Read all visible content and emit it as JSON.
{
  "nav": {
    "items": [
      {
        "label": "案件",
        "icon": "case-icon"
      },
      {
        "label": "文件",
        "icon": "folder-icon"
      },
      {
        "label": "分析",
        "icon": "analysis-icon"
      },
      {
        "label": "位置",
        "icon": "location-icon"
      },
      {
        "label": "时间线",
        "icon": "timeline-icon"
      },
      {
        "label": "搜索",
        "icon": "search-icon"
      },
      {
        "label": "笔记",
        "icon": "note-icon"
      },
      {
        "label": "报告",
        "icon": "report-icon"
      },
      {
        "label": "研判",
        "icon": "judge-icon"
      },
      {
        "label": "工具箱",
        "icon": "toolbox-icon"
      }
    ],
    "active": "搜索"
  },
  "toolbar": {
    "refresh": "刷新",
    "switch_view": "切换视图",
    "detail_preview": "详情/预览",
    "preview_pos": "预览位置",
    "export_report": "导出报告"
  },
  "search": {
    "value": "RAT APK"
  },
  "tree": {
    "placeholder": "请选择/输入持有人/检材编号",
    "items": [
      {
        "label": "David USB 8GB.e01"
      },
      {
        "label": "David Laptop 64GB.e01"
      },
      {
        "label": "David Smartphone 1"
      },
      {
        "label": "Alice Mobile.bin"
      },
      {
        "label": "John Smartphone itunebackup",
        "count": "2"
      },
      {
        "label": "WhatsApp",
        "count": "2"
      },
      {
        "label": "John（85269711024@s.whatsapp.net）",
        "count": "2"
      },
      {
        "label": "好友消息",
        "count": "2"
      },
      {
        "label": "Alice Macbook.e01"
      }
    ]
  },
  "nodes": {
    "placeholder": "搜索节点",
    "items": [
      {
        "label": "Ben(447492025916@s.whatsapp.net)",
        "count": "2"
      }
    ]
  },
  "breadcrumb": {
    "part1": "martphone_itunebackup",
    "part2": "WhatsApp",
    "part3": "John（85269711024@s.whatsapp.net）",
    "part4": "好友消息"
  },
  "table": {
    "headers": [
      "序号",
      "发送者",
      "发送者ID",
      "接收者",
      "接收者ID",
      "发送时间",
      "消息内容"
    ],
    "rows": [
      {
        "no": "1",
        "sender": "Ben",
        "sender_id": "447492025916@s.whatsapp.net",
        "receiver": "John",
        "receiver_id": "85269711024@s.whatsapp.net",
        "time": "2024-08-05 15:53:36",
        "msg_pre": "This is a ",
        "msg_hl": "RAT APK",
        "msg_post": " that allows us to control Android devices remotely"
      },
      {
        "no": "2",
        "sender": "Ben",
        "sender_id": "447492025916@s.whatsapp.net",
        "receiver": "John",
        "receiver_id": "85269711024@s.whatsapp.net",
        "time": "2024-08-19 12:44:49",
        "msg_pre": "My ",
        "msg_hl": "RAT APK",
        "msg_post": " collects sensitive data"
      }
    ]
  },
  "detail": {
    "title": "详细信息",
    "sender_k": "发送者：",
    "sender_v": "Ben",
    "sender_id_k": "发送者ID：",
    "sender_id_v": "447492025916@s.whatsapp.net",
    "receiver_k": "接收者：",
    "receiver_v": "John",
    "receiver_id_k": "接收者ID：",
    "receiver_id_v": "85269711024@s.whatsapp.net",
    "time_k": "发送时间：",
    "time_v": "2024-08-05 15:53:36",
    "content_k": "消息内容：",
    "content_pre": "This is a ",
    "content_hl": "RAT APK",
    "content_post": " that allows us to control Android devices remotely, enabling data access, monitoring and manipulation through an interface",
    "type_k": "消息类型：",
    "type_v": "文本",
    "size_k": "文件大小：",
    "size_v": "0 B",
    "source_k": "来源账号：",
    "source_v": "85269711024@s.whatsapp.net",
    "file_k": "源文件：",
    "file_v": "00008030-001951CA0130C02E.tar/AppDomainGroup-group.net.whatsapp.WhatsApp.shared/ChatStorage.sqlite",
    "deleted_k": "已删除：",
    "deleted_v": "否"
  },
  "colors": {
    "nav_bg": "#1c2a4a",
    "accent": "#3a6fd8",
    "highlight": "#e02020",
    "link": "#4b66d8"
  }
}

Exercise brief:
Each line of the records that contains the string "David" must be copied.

Response to this exercise:
        "label": "David USB 8GB.e01"
        "label": "David Laptop 64GB.e01"
        "label": "David Smartphone 1"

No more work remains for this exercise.